=== Work request ===
The result should be an exact copy of the entries that follow, with no pictures included.
=-=-=-=-=
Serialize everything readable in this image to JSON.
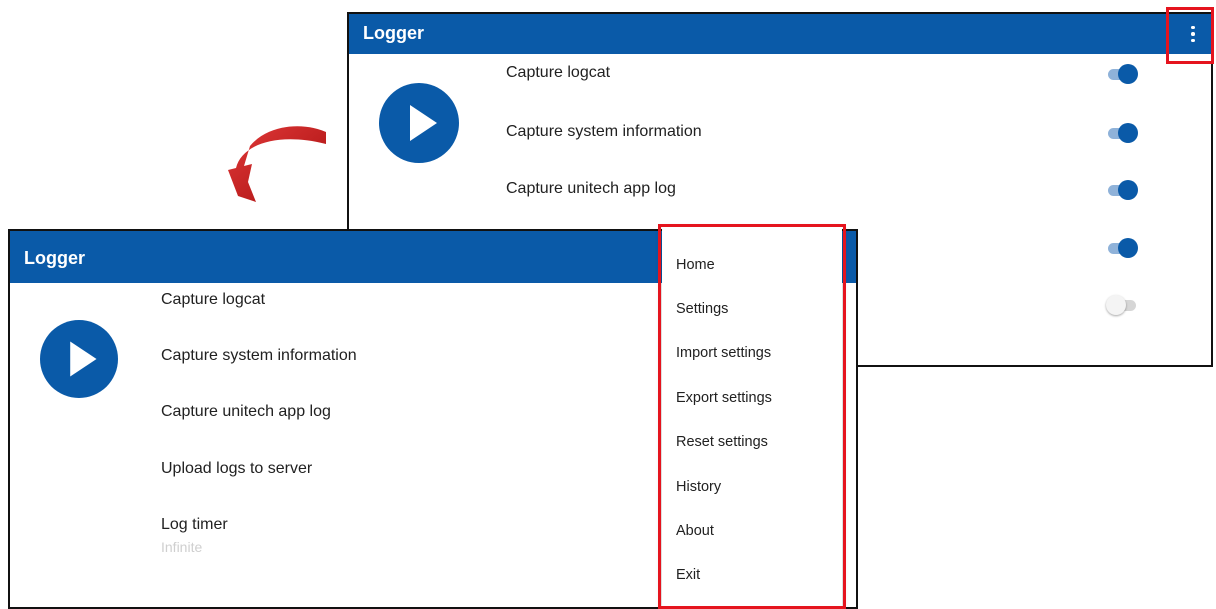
{
  "back_screen": {
    "title": "Logger",
    "toggles": [
      {
        "label": "Capture logcat",
        "state": "on"
      },
      {
        "label": "Capture system information",
        "state": "on"
      },
      {
        "label": "Capture unitech app log",
        "state": "on"
      },
      {
        "label": "",
        "state": "on"
      },
      {
        "label": "",
        "state": "off"
      }
    ]
  },
  "front_screen": {
    "title": "Logger",
    "items": [
      {
        "label": "Capture logcat"
      },
      {
        "label": "Capture system information"
      },
      {
        "label": "Capture unitech app log"
      },
      {
        "label": "Upload logs to server"
      },
      {
        "label": "Log timer",
        "sublabel": "Infinite"
      }
    ],
    "menu": [
      "Home",
      "Settings",
      "Import settings",
      "Export settings",
      "Reset settings",
      "History",
      "About",
      "Exit"
    ]
  },
  "colors": {
    "app_bar": "#0a5aa8",
    "highlight": "#e5141e",
    "arrow": "#cc1515"
  },
  "icons": {
    "overflow": "more-vert-icon",
    "start": "play-icon",
    "transition": "curved-arrow-icon"
  }
}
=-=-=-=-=
=== Response ===
Serialize everything readable in this image to JSON.
{
  "back_screen": {
    "title": "Logger",
    "toggles": [
      {
        "label": "Capture logcat",
        "state": "on"
      },
      {
        "label": "Capture system information",
        "state": "on"
      },
      {
        "label": "Capture unitech app log",
        "state": "on"
      },
      {
        "label": "",
        "state": "on"
      },
      {
        "label": "",
        "state": "off"
      }
    ]
  },
  "front_screen": {
    "title": "Logger",
    "items": [
      {
        "label": "Capture logcat"
      },
      {
        "label": "Capture system information"
      },
      {
        "label": "Capture unitech app log"
      },
      {
        "label": "Upload logs to server"
      },
      {
        "label": "Log timer",
        "sublabel": "Infinite"
      }
    ],
    "menu": [
      "Home",
      "Settings",
      "Import settings",
      "Export settings",
      "Reset settings",
      "History",
      "About",
      "Exit"
    ]
  },
  "colors": {
    "app_bar": "#0a5aa8",
    "highlight": "#e5141e",
    "arrow": "#cc1515"
  },
  "icons": {
    "overflow": "more-vert-icon",
    "start": "play-icon",
    "transition": "curved-arrow-icon"
  }
}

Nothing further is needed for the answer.